By Lisa Hagen, State House correspondent
BOSTON — Although statewide MCAS scores rose across the board this year, third-grade reading proficiency fell short for the 12th straight year, according to figures released Friday by the state Department of Elementary and Secondary Education.
Forty-four percent of third-graders around the state received “not proficient” grades, a 5 percent decrease from last year.
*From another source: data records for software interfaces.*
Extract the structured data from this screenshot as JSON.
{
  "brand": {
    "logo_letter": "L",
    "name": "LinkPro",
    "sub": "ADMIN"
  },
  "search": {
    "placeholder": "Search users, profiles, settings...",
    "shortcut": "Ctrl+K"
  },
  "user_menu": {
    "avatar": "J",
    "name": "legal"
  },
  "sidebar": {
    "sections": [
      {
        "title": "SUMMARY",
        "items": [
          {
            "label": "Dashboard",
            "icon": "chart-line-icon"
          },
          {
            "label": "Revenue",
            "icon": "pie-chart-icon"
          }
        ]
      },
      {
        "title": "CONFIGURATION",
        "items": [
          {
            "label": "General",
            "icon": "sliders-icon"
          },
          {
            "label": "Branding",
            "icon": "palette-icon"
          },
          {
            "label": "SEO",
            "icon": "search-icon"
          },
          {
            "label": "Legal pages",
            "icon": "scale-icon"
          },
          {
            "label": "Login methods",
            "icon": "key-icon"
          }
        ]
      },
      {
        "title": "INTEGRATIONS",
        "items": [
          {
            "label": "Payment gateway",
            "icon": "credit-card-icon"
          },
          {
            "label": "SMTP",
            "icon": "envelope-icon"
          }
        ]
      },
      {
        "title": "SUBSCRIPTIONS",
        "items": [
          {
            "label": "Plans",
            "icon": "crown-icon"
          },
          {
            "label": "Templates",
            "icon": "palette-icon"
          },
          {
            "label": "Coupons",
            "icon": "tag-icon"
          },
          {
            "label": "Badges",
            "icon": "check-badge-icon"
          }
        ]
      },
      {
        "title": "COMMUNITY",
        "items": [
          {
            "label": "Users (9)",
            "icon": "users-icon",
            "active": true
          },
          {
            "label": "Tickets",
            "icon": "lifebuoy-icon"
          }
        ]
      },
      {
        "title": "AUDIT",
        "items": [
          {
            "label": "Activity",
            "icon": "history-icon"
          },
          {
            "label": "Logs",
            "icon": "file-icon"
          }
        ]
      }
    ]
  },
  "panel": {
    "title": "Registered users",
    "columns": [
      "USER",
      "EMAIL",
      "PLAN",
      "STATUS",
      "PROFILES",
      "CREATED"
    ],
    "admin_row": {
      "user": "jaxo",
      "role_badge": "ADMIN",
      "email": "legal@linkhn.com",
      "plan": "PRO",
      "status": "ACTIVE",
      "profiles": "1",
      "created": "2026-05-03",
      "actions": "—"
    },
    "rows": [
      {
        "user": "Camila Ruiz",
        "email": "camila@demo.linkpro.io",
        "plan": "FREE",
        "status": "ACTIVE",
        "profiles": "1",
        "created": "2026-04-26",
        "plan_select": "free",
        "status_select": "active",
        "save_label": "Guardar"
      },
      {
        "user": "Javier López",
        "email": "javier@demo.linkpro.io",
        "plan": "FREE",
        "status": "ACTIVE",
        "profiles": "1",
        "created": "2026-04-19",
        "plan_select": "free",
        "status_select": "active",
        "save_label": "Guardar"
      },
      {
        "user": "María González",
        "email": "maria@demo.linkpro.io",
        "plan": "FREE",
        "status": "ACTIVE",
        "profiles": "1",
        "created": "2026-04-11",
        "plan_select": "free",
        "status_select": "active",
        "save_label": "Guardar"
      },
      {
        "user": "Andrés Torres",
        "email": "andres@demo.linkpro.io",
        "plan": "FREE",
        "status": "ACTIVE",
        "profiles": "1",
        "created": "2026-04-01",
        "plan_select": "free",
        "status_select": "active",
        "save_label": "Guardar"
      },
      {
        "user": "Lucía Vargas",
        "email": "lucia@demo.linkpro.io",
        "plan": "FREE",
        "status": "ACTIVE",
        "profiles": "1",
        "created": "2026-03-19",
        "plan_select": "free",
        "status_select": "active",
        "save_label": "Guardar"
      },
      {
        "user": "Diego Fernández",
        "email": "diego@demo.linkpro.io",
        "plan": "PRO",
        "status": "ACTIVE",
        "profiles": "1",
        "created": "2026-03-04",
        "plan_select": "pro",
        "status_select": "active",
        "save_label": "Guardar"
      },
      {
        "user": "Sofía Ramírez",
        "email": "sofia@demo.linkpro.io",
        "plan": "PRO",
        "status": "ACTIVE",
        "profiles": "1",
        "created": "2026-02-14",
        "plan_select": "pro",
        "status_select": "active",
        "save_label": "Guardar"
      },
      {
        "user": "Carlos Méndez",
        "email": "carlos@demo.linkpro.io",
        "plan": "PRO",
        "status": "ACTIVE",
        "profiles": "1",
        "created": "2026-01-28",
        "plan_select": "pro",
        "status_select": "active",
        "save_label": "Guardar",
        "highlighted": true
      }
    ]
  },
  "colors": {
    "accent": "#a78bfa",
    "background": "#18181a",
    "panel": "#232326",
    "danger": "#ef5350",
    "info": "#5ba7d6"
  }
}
Sixty-three percent of 1,088 third-graders in Lowell tested below proficiency.
“It is discouraging that we have virtually no progress on scores for over a decade as a state,” Carolyn Lyons, president of Strategies for Children, said. “The only way we can turn this around for children is to make sure we’re investing in more resources.”
Third-grade reading results have remained consistently low since 2001. According to Lyons’ group, a nonprofit organization geared toward third- grade reading proficiency, students who struggle with reading in that grade are four times less likely to finish high school by age 19.
Lyons said research has indicated third grade as a “critical predictor for future success in school.” After releasing a report about reading proficiency in 2010, her group launched a 10-year campaign with a goal of having every child in the state achieve reading proficiency by third grade.
“This isn’t just an issue for public schools to address,” she said. “We need to respond to research that learning starts at birth before the bell begins at kindergarten.”
With cuts in early education on both federal and state levels, Lyons said it is “our collective responsibility” that children continue learning outside the classroom whether they are involved in an after-school or summer program.
State Education Commissioner Mitchell Chester noted that although the state has some of the highest scores nationally, there remains room for improvement.
He said one way of accomplishing this is by encouraging more writing in early education in addition to reading.
“I do think that we can do better than we’ve been doing and some of this is about more deliberately having children write as well as read, improve writing approaches, and an investment in preschool-level opportunities,” he said.
The state is looking to replace MCAS, previewing a standardized K-12 assessment test of students’ readiness for college and careers called Partnership for Assessment of Readiness for College and Careers (PARCC). After a two-year pilot program, the state will decide whether to replace it.
Chester noted that the new test would have a writing component for every grade level and shift to analyzing more nonfiction reading.
“I do think that having to develop writing and develop vocabulary will boost literacy achievement in both fiction and nonfiction,” Chester said. “That will make the reading and writing connected to one another much more powerful.”
Jamie Gass, director of the Center for School Reform at the nonprofit think tank, Pioneer Institute, cautioned that PARCC focuses less on classic literature, drama and poetry, which he said strengthens a higher quality of vocabulary for students.
“We’ve known for several years that the reading scores are stagnating or declining, especially with low-income students, and (PARCC) is an unnecessary transition that is not going to help things out and create greater confusion and less continuity,” Gass said.
To make up for the loss in fiction reading, Gass encourages parents to read the classics to their children at home.
Despite the lack of improvement in third-grade reading scores, Chester noted that Murkland Elementary School in Lowell was one of 14 schools around the state once labeled “underperforming” that has increased achievement and progress after a three-year improvement program.
“I’m encouraged by what we’ve seen at Murkland and the other schools over the past three years,” Chester said. “It is a very hopeful sign for what is possible in early grades for both reading and math.”